The UK Home Office has clarified the rules against 3D-printed guns, finally stating unequivocally that 3D-printed firearms are prohibited under the Firearms Act 1968. According to an informational release, it is an “offence for an individual to possess, purchase or acquire any component part of a firearm without a certificate.”
3D-printed guns have yet to be officially criminalized in the US but it is increasingly harder to find and download the plans to the first 3D-printed gun, the Liberator from Defense Distributed. In fact, this original zip-gun style 3D model has been eclipsed by a real, fireable pistol made entirely out of metal and 3D printed using laser sintering.

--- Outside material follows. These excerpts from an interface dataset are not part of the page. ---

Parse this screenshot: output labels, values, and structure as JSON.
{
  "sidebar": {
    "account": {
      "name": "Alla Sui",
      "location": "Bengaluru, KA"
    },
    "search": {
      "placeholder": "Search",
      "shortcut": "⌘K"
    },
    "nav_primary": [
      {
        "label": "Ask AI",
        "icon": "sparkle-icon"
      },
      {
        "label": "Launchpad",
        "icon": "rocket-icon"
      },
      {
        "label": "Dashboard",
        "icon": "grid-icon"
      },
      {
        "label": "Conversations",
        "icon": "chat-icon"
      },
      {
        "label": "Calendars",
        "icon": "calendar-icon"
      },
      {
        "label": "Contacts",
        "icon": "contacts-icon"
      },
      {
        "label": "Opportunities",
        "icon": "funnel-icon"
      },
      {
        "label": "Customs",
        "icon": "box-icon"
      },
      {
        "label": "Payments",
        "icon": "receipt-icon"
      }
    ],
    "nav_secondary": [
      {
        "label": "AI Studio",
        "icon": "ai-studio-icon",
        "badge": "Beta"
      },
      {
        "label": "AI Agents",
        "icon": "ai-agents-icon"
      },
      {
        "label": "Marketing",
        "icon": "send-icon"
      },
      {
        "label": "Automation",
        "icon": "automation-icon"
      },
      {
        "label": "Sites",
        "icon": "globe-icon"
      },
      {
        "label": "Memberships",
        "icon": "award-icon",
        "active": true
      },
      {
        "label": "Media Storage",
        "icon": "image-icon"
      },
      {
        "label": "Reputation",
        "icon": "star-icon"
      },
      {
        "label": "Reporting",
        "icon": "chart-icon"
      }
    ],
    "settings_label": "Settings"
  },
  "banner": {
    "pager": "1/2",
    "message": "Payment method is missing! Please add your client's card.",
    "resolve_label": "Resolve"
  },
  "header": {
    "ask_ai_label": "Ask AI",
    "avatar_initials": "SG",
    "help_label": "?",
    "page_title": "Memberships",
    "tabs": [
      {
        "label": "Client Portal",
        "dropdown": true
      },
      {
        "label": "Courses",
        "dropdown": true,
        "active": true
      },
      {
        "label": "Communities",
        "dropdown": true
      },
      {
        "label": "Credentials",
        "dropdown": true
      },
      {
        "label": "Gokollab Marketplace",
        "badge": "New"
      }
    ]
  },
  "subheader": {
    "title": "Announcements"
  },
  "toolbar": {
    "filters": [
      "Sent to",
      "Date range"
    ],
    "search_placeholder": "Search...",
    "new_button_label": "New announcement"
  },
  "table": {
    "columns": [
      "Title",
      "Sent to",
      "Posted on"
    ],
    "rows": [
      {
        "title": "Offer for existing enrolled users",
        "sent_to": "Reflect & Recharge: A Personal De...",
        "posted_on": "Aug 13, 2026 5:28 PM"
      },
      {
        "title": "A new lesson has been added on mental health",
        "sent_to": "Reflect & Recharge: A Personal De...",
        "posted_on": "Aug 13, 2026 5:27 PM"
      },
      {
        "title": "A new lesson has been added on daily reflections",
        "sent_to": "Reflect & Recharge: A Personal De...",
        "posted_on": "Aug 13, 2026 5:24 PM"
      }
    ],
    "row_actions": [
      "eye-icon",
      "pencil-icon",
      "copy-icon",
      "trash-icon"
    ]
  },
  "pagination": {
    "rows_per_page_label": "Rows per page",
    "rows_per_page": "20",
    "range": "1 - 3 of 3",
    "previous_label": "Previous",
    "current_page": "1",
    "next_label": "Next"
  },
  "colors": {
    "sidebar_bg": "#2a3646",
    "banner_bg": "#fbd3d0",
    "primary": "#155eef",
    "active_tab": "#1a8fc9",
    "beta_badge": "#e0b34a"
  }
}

Regardless, the average consumer is miles away from being able to print a real gun at home, but that hasn’t stopped the UK authorities from fully outlawing the practice. The release states:
The manufacture, purchase, sale and possession of 3D printed firearms, ammunition or their component parts is fully captured by the provisions in section 57(1) of the Firearms Act 1968. The definition of firearm in the Act includes any component parts. 3D printed firearms are subject to strict control in the following respects:
a. under section 1 of the 1968 Act, it is an offence for an individual to possess, purchase or acquire any component part of a firearm without a certificate;
b. under section 3 of the 1968 Act, it is an offence for a person to manufacture or possess for sale a component part of a firearm acting by way of trade or business; and
c. under section 5 of the 1968 Act, it is an offence for a person to manufacture, possess, purchase, sell, transfer or acquire a component part of a prohibited weapon without the authority of the Secretary of State for the Home Department or by Scottish Ministers in Scotland.
Considering the possible threat from 3D printed guns is approximately zero, it’s brave of the UK Home Office to get out in front of the problem. In fact I’d wager that the moment 3D metal sintering becomes an amateur pursuit, we will have far more societal problems to deal with than 3D-printed pop guns.